- Do I need to have an appointment?
Yes, patients are seen by appointment. Emergencies will be seen as soon as possible.
- What forms of payment do you accept?
Debit Card, Cash, Check, Mastercard and Visa
- Can I make payments?
Payment is required at the time of service except in rare emergency situations.
- At what age can I have my pet spayed or neutered?
Spaying or neutering can be done at approximately 6 months of age. Your pet is given an exam prior to surgery to help determine whether your pet is healthy enough to undergo the surgical procedure. Current vaccinations are recommended at the time of surgery. Also IV fluids and a pre-anesthetic blood screen is recommended prior to undergoing anesthesia and surgery.
- What is the pre-anesthetic blood screening?
This is a blood test that is run here in the clinic prior to surgery. It tests the liver, kidneys, protein, sugar levels and red and white blood cells as well as platelet numbers in your pet. The pre-anesthetic blood screening is done to assure safety during surgery and gives baseline levels which may be useful in the future.
- How long do the sutures stay in after my pet's surgery?
Most surgeries have dissolvable and buried sutures that don't require removal. Procedures involving skin sutures require them to be removed in 14 days following the surgery.
- Is it a good idea to let my pet have at least one litter?
No, there is no advantage to letting your pet have one litter. However there are plenty of advantages to having your pet spayed or neutered. These advantages include decreasing the chances of breast tumors later in life, decreasing the chance of cystic ovaries and uterine infections later in life, decreasing the desire to roam the neighborhood, decreasing the incidence of prostate disease later in life, helping prevent spraying and marking, and also decreaseing the surplus of unwanted puppies and kittens.
- Do you board pets?
No, sorry, we no longer board pets. There are several good boarding kennels in the area.
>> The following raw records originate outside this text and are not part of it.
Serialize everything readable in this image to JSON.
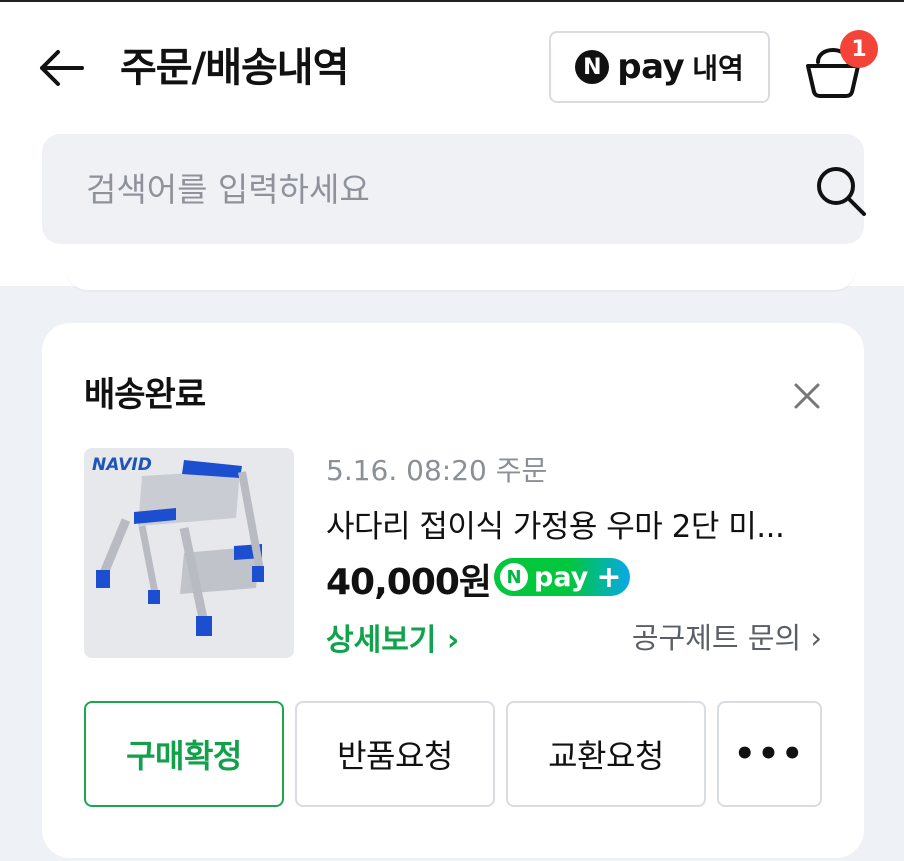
{
  "header": {
    "title": "주문/배송내역",
    "npay_button": {
      "n": "N",
      "pay": "pay",
      "label": "내역"
    },
    "cart_badge": "1"
  },
  "search": {
    "placeholder": "검색어를 입력하세요"
  },
  "order": {
    "status": "배송완료",
    "image_brand": "NAVID",
    "order_date": "5.16. 08:20 주문",
    "product_name": "사다리 접이식 가정용 우마 2단 미...",
    "price": "40,000원",
    "npay_badge": {
      "n": "N",
      "pay": "pay",
      "plus": "+"
    },
    "detail_link": "상세보기 ›",
    "inquiry_link": "공구제트 문의 ›",
    "buttons": {
      "confirm": "구매확정",
      "return": "반품요청",
      "exchange": "교환요청",
      "more": "•••"
    }
  },
  "colors": {
    "accent_green": "#13a04a",
    "badge_red": "#f4443a",
    "background": "#eef1f5"
  }
}
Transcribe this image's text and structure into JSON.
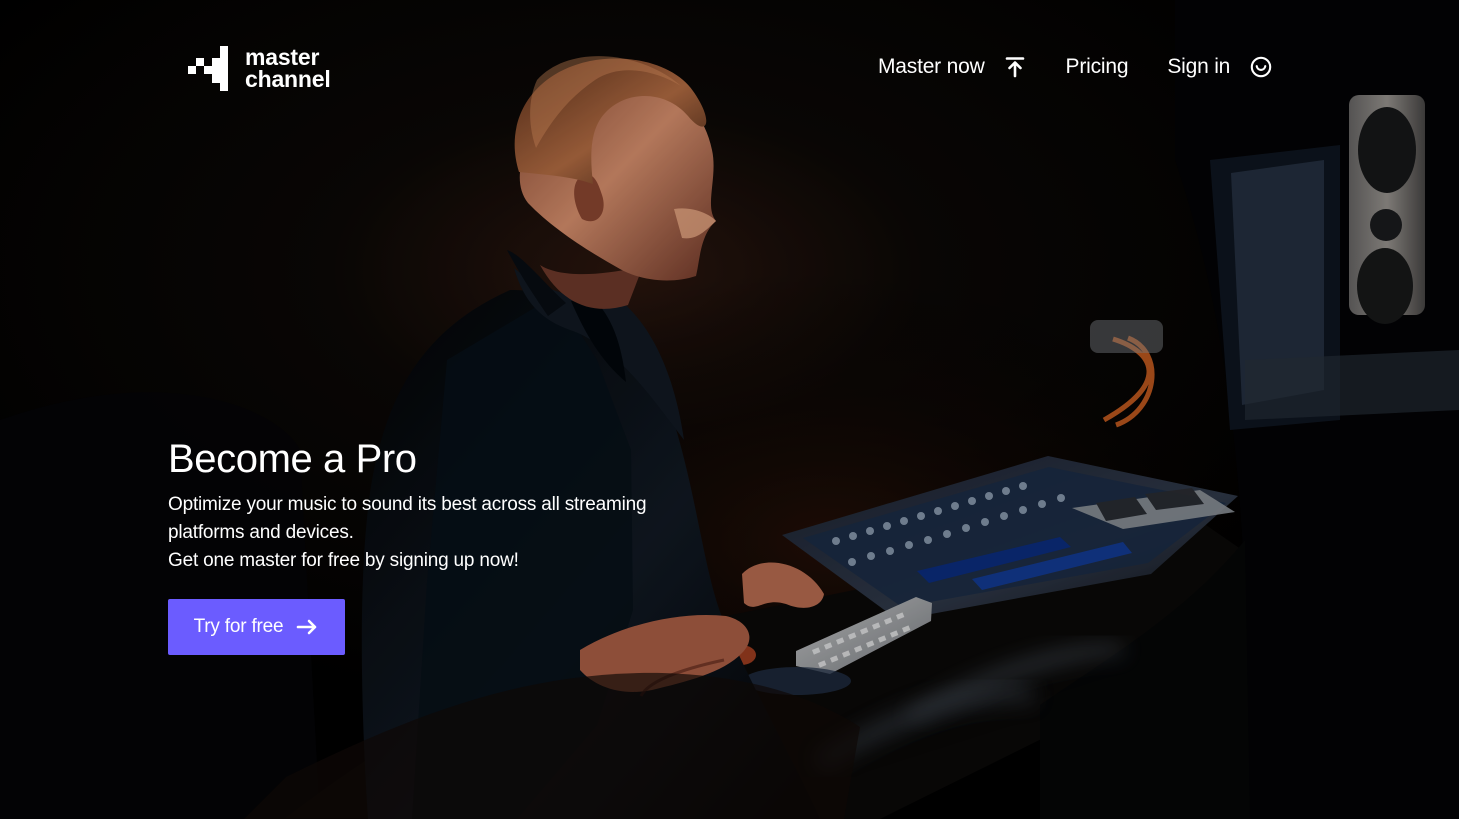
{
  "brand": {
    "line_1": "master",
    "line_2": "channel",
    "logo_icon": "stepped-squares-logo-icon"
  },
  "navigation": {
    "items": [
      {
        "label": "Master now",
        "icon": "upload-arrow-icon"
      },
      {
        "label": "Pricing"
      },
      {
        "label": "Sign in",
        "icon": "smile-user-icon"
      }
    ]
  },
  "hero": {
    "title": "Become a Pro",
    "description_lines": [
      "Optimize your music to sound its best across all streaming",
      "platforms and devices.",
      "Get one master for free by signing up now!"
    ],
    "button_label": "Try for free",
    "button_icon": "arrow-right-icon",
    "image": {
      "description": "Producer seated at a music mixing console with keyboard, studio monitor and dark studio lighting"
    }
  },
  "colors": {
    "page_background": "#000000",
    "text": "#ffffff",
    "accent": "#6b5cff"
  }
}
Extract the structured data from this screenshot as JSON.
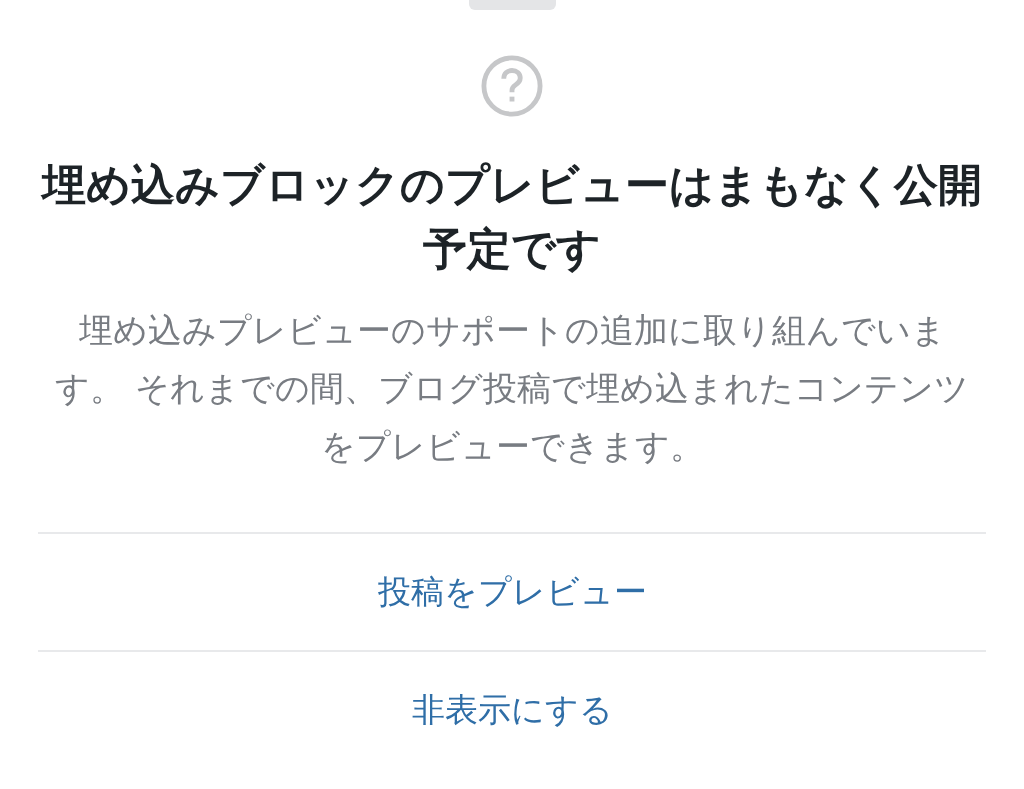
{
  "title": "埋め込みブロックのプレビューはまもなく公開予定です",
  "message": "埋め込みプレビューのサポートの追加に取り組んでいます。 それまでの間、ブログ投稿で埋め込まれたコンテンツをプレビューできます。",
  "actions": [
    {
      "label": "投稿をプレビュー"
    },
    {
      "label": "非表示にする"
    }
  ]
}
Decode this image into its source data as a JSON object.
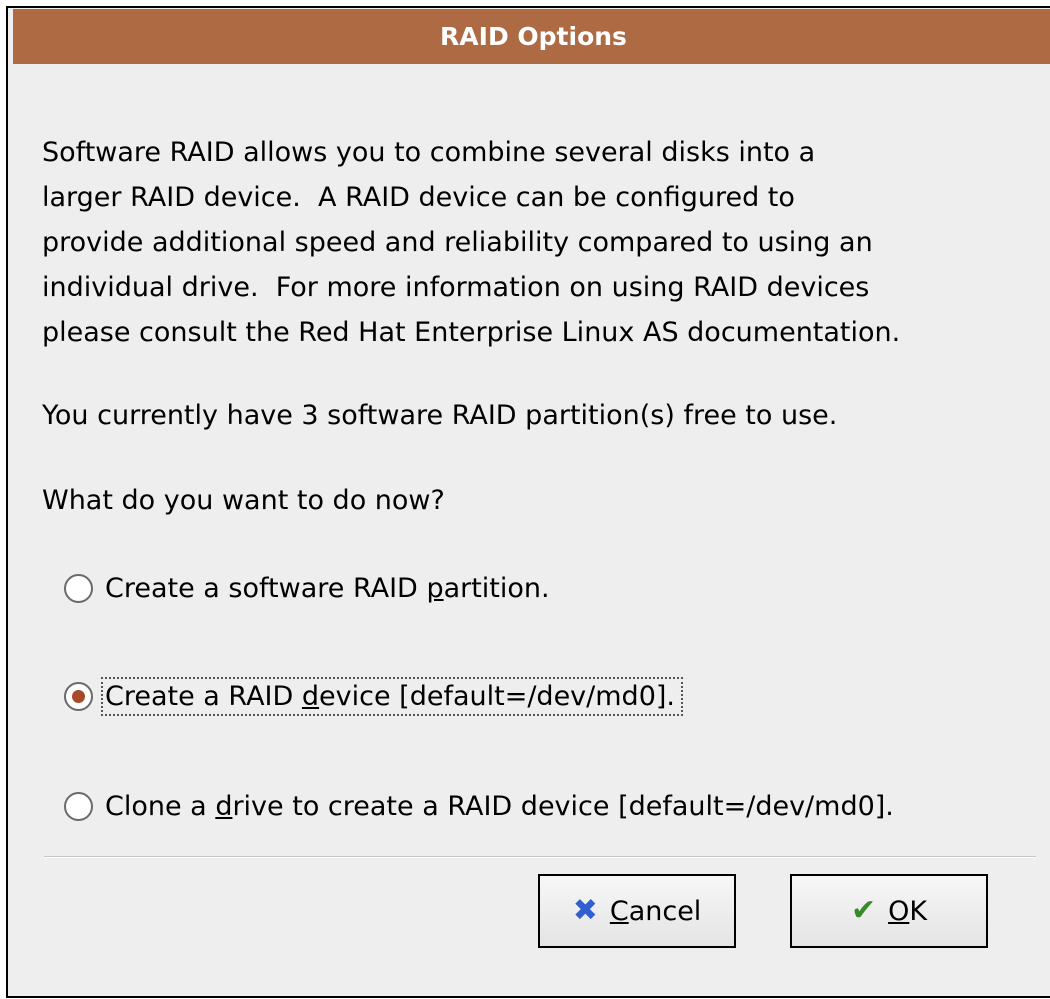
{
  "dialog": {
    "title": "RAID Options"
  },
  "body": {
    "description": "Software RAID allows you to combine several disks into a\nlarger RAID device.  A RAID device can be configured to\nprovide additional speed and reliability compared to using an\nindividual drive.  For more information on using RAID devices\nplease consult the Red Hat Enterprise Linux AS documentation.",
    "status": "You currently have 3 software RAID partition(s) free to use.",
    "question": "What do you want to do now?"
  },
  "options": [
    {
      "label_pre": "Create a software RAID ",
      "mnemonic": "p",
      "label_post": "artition.",
      "selected": false
    },
    {
      "label_pre": "Create a RAID ",
      "mnemonic": "d",
      "label_post": "evice [default=/dev/md0].",
      "selected": true
    },
    {
      "label_pre": "Clone a ",
      "mnemonic": "d",
      "label_post": "rive to create a RAID device [default=/dev/md0].",
      "selected": false
    }
  ],
  "buttons": {
    "cancel": {
      "mnemonic": "C",
      "rest": "ancel",
      "icon": "cancel-x-icon"
    },
    "ok": {
      "mnemonic": "O",
      "rest": "K",
      "icon": "checkmark-icon"
    }
  },
  "colors": {
    "titlebar": "#ae6a43",
    "dialog_bg": "#eeeeee",
    "radio_dot": "#a64a2a"
  }
}
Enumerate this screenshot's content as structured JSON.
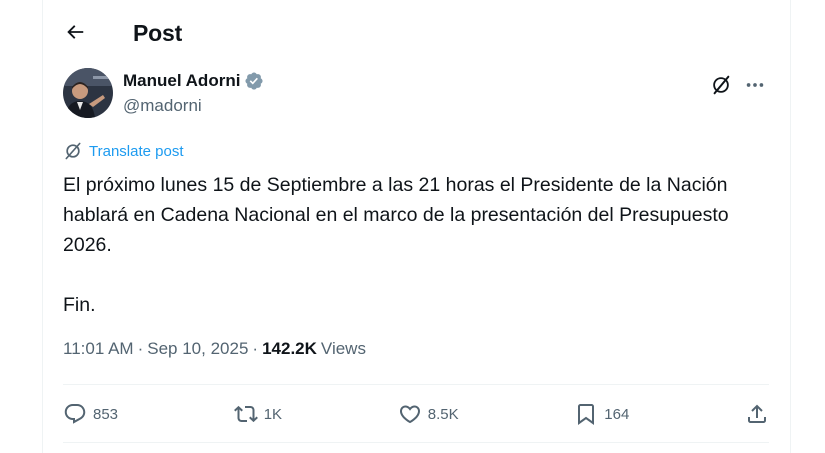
{
  "header": {
    "title": "Post"
  },
  "author": {
    "name": "Manuel Adorni",
    "handle": "@madorni"
  },
  "translate_label": "Translate post",
  "post": {
    "paragraphs": [
      "El próximo lunes 15 de Septiembre a las 21 horas el Presidente de la Nación hablará en Cadena Nacional en el marco de la presentación del Presupuesto 2026.",
      "Fin."
    ]
  },
  "meta": {
    "time": "11:01 AM",
    "separator": "·",
    "date": "Sep 10, 2025",
    "views_count": "142.2K",
    "views_label": "Views"
  },
  "actions": {
    "replies": "853",
    "reposts": "1K",
    "likes": "8.5K",
    "bookmarks": "164"
  },
  "colors": {
    "accent": "#1d9bf0",
    "text": "#0f1419",
    "secondary": "#536471",
    "border": "#eff3f4"
  },
  "icons": {
    "back": "arrow-left-icon",
    "verified": "verified-badge-icon",
    "grok": "grok-icon",
    "more": "more-horizontal-icon",
    "translate": "translate-icon",
    "reply": "reply-icon",
    "repost": "repost-icon",
    "like": "heart-icon",
    "bookmark": "bookmark-icon",
    "share": "share-icon"
  }
}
- Do you groom pets? We groom only the very hard to handle pets that require heavy sedation or an anesthetic to groom or shave. Obviously a pet must be healthy enough to handle the anesthetic.